RECORDS SUPPLIED below:
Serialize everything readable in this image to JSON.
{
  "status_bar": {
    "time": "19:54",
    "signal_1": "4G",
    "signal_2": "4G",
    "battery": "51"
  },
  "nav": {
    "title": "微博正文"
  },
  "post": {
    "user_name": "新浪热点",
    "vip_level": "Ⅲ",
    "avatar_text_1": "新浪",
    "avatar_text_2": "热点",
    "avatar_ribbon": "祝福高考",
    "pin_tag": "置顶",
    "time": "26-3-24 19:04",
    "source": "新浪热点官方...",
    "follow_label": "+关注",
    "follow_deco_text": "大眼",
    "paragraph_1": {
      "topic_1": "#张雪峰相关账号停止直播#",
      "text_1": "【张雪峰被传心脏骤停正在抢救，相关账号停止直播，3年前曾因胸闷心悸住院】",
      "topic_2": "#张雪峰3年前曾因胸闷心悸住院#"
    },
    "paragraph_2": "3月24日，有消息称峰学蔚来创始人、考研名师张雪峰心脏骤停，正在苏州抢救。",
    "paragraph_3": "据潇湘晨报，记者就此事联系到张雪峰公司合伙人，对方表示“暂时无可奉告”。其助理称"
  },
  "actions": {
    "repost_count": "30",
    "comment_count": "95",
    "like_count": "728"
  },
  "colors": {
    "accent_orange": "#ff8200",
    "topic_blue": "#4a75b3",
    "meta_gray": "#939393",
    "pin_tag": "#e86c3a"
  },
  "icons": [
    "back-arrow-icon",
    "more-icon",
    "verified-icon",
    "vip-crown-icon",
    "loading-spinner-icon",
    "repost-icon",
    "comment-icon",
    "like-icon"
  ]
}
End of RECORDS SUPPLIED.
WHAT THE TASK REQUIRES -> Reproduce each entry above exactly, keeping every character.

EXPECTED ANSWER ->
Serialize everything readable in this image to JSON.
{
  "status_bar": {
    "time": "19:54",
    "signal_1": "4G",
    "signal_2": "4G",
    "battery": "51"
  },
  "nav": {
    "title": "微博正文"
  },
  "post": {
    "user_name": "新浪热点",
    "vip_level": "Ⅲ",
    "avatar_text_1": "新浪",
    "avatar_text_2": "热点",
    "avatar_ribbon": "祝福高考",
    "pin_tag": "置顶",
    "time": "26-3-24 19:04",
    "source": "新浪热点官方...",
    "follow_label": "+关注",
    "follow_deco_text": "大眼",
    "paragraph_1": {
      "topic_1": "#张雪峰相关账号停止直播#",
      "text_1": "【张雪峰被传心脏骤停正在抢救，相关账号停止直播，3年前曾因胸闷心悸住院】",
      "topic_2": "#张雪峰3年前曾因胸闷心悸住院#"
    },
    "paragraph_2": "3月24日，有消息称峰学蔚来创始人、考研名师张雪峰心脏骤停，正在苏州抢救。",
    "paragraph_3": "据潇湘晨报，记者就此事联系到张雪峰公司合伙人，对方表示“暂时无可奉告”。其助理称"
  },
  "actions": {
    "repost_count": "30",
    "comment_count": "95",
    "like_count": "728"
  },
  "colors": {
    "accent_orange": "#ff8200",
    "topic_blue": "#4a75b3",
    "meta_gray": "#939393",
    "pin_tag": "#e86c3a"
  },
  "icons": [
    "back-arrow-icon",
    "more-icon",
    "verified-icon",
    "vip-crown-icon",
    "loading-spinner-icon",
    "repost-icon",
    "comment-icon",
    "like-icon"
  ]
}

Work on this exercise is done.